Kitchen Tips for NEW Age Moms: Healthy recipes for kids

BY JESS JOHNSON - JUNE 17, 2016

The daily challenge of every new age mom - whether it's your first child or your fourth, whether you have chosen a career or to stay at home – is what to cook for little Suzy or Sam.

Not only are we faced with the challenge of time but with each passing season the debate over home made or store brought; fresh or frozen; organic or non-organic becomes more intense and hangs over our motherly instincts.

Many of us, come the end of the day, still haven't bought the fresh, organic ingredients let alone thought of a creative yet healthy recipe, and unless your name is Betty Crocker, you are not going to have an endless list of healthy recipes that spontaneously emerge from your overworked mind.

I myself am a mom to Bella Rose, who, at 11 months old, eats like a horse. As a qualified chef I have three simple rules that make my life a lot easier and I can tell you that Bella has never been healthier or happier and above all I remain a sane mom, well, a semi-sane mom. 

Rule 1: Use Fresh Ingredients

Let your focus be on fresh ingredients rather than on 100% organic produce. Life is tough enough and finding anything truly organic is no easy matter.  Using fresh ingredients and giving them a good wash before cooking will give your child plenty of the right nutrition.

Also bear in mind that certain foods have a higher percentage of pesticide exposure so be aware of these ingredients and wash accordingly.

According to the Environmental Working Group, the following fruits and vegtables have high exposure to pesticides and need to be washed before use; Peaches, Strawberries, Nectarines, Blueberries, Apples, Cherries, Kale, Potatoes, Celery and Spinach

Rule 2: Keep to Simple Cooking Tools and Methods

Aim at using recipes that can be prepared or made in one go on the stove, in the oven or in a blender without having to use multiple pots, pans or bowls and cooking methods.

It's also important to keep in mind that when you boil your ingredients, the nutrients will dissolve into the water, so try and use the now healthy water when preparing your babies meal.

Rule 3: Source Good Baby Food Products

Homemade food, if prepared following the tips above is generally best as it has no additives, preservative and colourants, but some days we mothers do fail at being the family  gourmet chef and will need a little help.
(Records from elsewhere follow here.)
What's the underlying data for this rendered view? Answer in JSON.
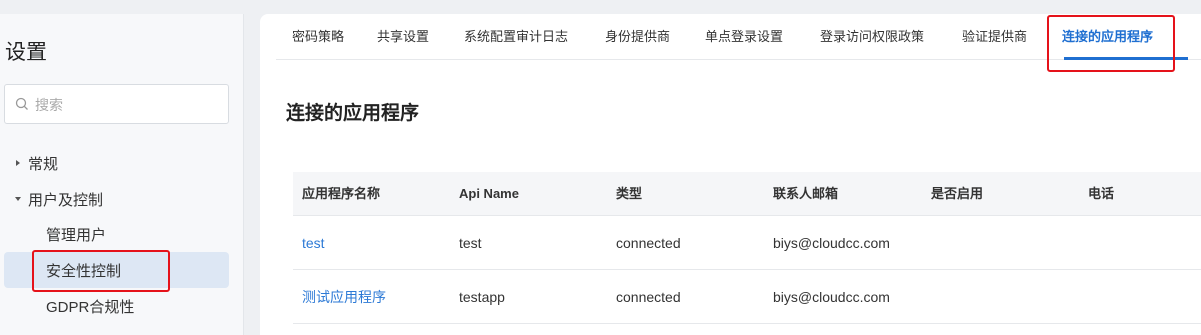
{
  "sidebar": {
    "title": "设置",
    "search_placeholder": "搜索",
    "items": [
      {
        "label": "常规",
        "expanded": false
      },
      {
        "label": "用户及控制",
        "expanded": true,
        "children": [
          {
            "label": "管理用户"
          },
          {
            "label": "安全性控制",
            "active": true
          },
          {
            "label": "GDPR合规性"
          }
        ]
      }
    ]
  },
  "tabs": [
    {
      "label": "密码策略"
    },
    {
      "label": "共享设置"
    },
    {
      "label": "系统配置审计日志"
    },
    {
      "label": "身份提供商"
    },
    {
      "label": "单点登录设置"
    },
    {
      "label": "登录访问权限政策"
    },
    {
      "label": "验证提供商"
    },
    {
      "label": "连接的应用程序",
      "active": true
    }
  ],
  "page_title": "连接的应用程序",
  "table": {
    "columns": [
      "应用程序名称",
      "Api Name",
      "类型",
      "联系人邮箱",
      "是否启用",
      "电话"
    ],
    "rows": [
      {
        "name": "test",
        "api_name": "test",
        "type": "connected",
        "email": "biys@cloudcc.com",
        "enabled": "",
        "phone": ""
      },
      {
        "name": "测试应用程序",
        "api_name": "testapp",
        "type": "connected",
        "email": "biys@cloudcc.com",
        "enabled": "",
        "phone": ""
      }
    ]
  },
  "colors": {
    "accent": "#1f6fd1",
    "link": "#2d7ad6",
    "highlight_box": "#e5121a",
    "active_sidebar_bg": "#dde7f4"
  }
}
There are products readily available that are not loaded with unhealthy ingredients, and more importantly, not loaded with sugar. They may be hard to find but take a turn about the shops and make note of what’s good and what’s not.  When you find a product that suites your child’s diet and the child doesn’t go aaaagh, then buy in bulk.  Having one cheat night won't ruin little Suzy or Sam’s nutrition plan.

Left Over Sunday Lunch Puree

Yield : Two full meals

Difficulty Level : Easy

Tools Needed: Blender

I have found success with one recipe in particular. It is simple, semi-organic and Bella loves it.  We often have a roast on a Sunday, and now, more than ever, I love it because I know I have a go-to recipe for Bella using the left overs.

So our simple roasts includes organic farm chickens, roasted potatoes and 2 roasted vegetables, usually butternut and baby marrows.

Before the family tucks in, I carve off a leg. I like to use a leg or a thigh because the softer meat blends better and isn't so dry.  I also take a few potatoes with their skin and a few vegetables.

I pack these into a blender, add two slices of avocado and a dollop of plain cream cheese. I also like to add a teaspoon or two of the pan juices for flavor, consistency and it is an excellent source of fat. I blend until smooth.  I can stretch this recipe into two full meals and it freezes beautifully.

Fat – good or bad?

New mom and Port Elizabeth Dietician, Riana Greyvenstein, had this to say about the importance of fat in young children's diets; “Fat is necessary in the diets of infants and young children because of their extraordinary energy needs and limited dietary capacity (fat has double the amount of energy per gram than carbs or proteins) it also plays an important role in the maturation of the central nervous system, including visual development and intelligence”

Jess Johnson is owner of The Kitchen Club, a catering business that specializes in good, healthy, tasty food for the home or the office. Contact Jess on 084 828 0336